On February 1st, 1960, McNeil and three of his college classmates sat at the whites-only lunch counter at the Woolworth's in Greensboro, North Carolina. That simple but direct challenge to segregation sparked massive protests for months.
"I'm like really inspired because to think that he would take the risk of being arrested, being beaten and taking all those risks to make a difference and he chose to do it. He didn't have to," said PS 195 Student Jean Sassine.
"Just standing up for something important gives you a sense of worth knowing that your presence, even though it was silent meant a lot," said McNeil. "And we didn't know that it would be as meaningful as it turnout out to be."
The protest led to sit-ins across the south, energizing the civil rights movement. The elementary school students were glued to McNeil's every word as he spoke about this momentous time.
The students were not the only ones who were amazed.
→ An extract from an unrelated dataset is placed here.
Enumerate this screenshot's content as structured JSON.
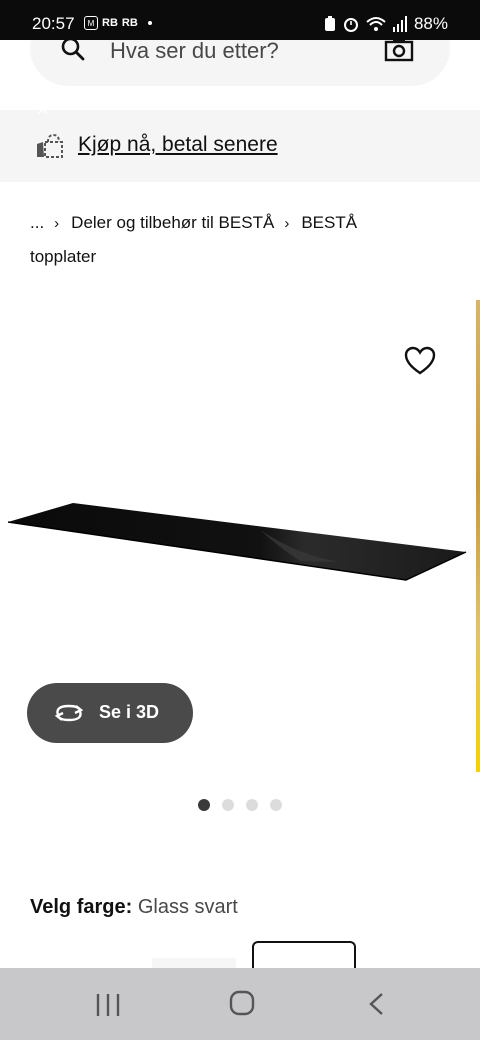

So were the parents and staff who attended the event.
"It was great for me to be here to hear his story of what he went through and for the kids to see and to be able touch someone who helped in the civil rights movement," said PS 195 Parent Celeste Sassine.
"They don't know that the shoulders that we stand on, and why we are where we are, what we have and why we have it. So I think it's important that we bring these living legends into the schools so that the children can learn and know where we came from," said PS 195 Principal Beryl Bailey.
Now a retired military veteran, McNeil hopes his words will continue to inspire young people because he was only 17 years old when he sat down for equality.